Data about app and page elements
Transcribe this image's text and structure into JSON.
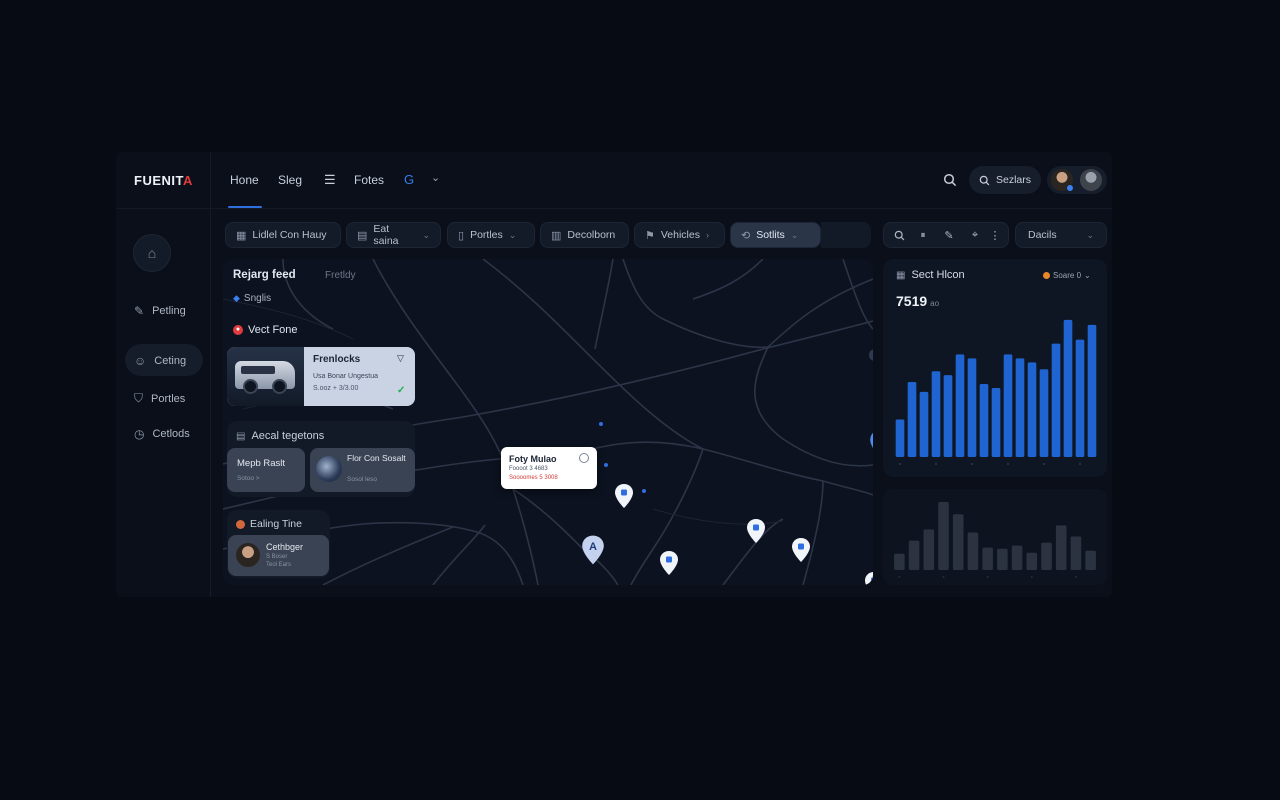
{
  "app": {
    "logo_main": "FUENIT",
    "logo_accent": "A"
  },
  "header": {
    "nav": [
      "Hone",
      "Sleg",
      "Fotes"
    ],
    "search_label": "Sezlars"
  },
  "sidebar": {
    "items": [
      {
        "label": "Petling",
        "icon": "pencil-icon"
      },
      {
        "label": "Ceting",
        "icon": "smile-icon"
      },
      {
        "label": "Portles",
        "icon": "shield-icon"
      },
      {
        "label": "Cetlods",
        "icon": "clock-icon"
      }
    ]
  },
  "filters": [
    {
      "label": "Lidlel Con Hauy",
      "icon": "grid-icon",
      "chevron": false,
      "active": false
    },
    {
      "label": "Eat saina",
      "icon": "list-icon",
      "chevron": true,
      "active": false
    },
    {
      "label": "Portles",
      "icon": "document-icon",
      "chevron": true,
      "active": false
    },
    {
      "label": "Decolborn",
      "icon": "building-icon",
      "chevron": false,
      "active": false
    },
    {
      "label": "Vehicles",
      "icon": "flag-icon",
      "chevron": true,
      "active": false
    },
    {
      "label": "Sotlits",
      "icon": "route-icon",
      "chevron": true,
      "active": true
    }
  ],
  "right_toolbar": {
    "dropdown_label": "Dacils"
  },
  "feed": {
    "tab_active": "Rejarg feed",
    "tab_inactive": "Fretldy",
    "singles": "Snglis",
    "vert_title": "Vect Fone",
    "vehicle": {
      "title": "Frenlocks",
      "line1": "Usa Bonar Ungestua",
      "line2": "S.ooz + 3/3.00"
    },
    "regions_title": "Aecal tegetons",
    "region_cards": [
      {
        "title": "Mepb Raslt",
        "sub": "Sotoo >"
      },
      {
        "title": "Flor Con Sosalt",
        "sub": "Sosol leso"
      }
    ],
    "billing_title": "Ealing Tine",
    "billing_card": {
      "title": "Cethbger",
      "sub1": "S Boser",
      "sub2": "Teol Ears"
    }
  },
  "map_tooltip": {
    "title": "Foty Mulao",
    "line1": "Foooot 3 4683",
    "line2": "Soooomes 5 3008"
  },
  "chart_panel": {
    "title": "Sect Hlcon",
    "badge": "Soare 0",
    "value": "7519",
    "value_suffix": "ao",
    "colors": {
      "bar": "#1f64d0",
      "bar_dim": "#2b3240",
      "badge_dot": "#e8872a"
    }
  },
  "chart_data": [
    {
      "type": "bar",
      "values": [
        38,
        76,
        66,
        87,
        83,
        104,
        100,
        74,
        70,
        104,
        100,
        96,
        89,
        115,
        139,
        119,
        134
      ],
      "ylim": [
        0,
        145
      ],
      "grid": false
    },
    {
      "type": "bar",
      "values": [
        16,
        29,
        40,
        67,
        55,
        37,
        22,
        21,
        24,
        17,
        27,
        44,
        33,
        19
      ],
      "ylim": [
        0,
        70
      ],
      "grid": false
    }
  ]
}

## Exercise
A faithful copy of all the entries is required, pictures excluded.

## Exercise result
Transcribe this image's text and structure into JSON.
{
  "app": {
    "logo_main": "FUENIT",
    "logo_accent": "A"
  },
  "header": {
    "nav": [
      "Hone",
      "Sleg",
      "Fotes"
    ],
    "search_label": "Sezlars"
  },
  "sidebar": {
    "items": [
      {
        "label": "Petling",
        "icon": "pencil-icon"
      },
      {
        "label": "Ceting",
        "icon": "smile-icon"
      },
      {
        "label": "Portles",
        "icon": "shield-icon"
      },
      {
        "label": "Cetlods",
        "icon": "clock-icon"
      }
    ]
  },
  "filters": [
    {
      "label": "Lidlel Con Hauy",
      "icon": "grid-icon",
      "chevron": false,
      "active": false
    },
    {
      "label": "Eat saina",
      "icon": "list-icon",
      "chevron": true,
      "active": false
    },
    {
      "label": "Portles",
      "icon": "document-icon",
      "chevron": true,
      "active": false
    },
    {
      "label": "Decolborn",
      "icon": "building-icon",
      "chevron": false,
      "active": false
    },
    {
      "label": "Vehicles",
      "icon": "flag-icon",
      "chevron": true,
      "active": false
    },
    {
      "label": "Sotlits",
      "icon": "route-icon",
      "chevron": true,
      "active": true
    }
  ],
  "right_toolbar": {
    "dropdown_label": "Dacils"
  },
  "feed": {
    "tab_active": "Rejarg feed",
    "tab_inactive": "Fretldy",
    "singles": "Snglis",
    "vert_title": "Vect Fone",
    "vehicle": {
      "title": "Frenlocks",
      "line1": "Usa Bonar Ungestua",
      "line2": "S.ooz + 3/3.00"
    },
    "regions_title": "Aecal tegetons",
    "region_cards": [
      {
        "title": "Mepb Raslt",
        "sub": "Sotoo >"
      },
      {
        "title": "Flor Con Sosalt",
        "sub": "Sosol leso"
      }
    ],
    "billing_title": "Ealing Tine",
    "billing_card": {
      "title": "Cethbger",
      "sub1": "S Boser",
      "sub2": "Teol Ears"
    }
  },
  "map_tooltip": {
    "title": "Foty Mulao",
    "line1": "Foooot 3 4683",
    "line2": "Soooomes 5 3008"
  },
  "chart_panel": {
    "title": "Sect Hlcon",
    "badge": "Soare 0",
    "value": "7519",
    "value_suffix": "ao",
    "colors": {
      "bar": "#1f64d0",
      "bar_dim": "#2b3240",
      "badge_dot": "#e8872a"
    }
  },
  "chart_data": [
    {
      "type": "bar",
      "values": [
        38,
        76,
        66,
        87,
        83,
        104,
        100,
        74,
        70,
        104,
        100,
        96,
        89,
        115,
        139,
        119,
        134
      ],
      "ylim": [
        0,
        145
      ],
      "grid": false
    },
    {
      "type": "bar",
      "values": [
        16,
        29,
        40,
        67,
        55,
        37,
        22,
        21,
        24,
        17,
        27,
        44,
        33,
        19
      ],
      "ylim": [
        0,
        70
      ],
      "grid": false
    }
  ]
}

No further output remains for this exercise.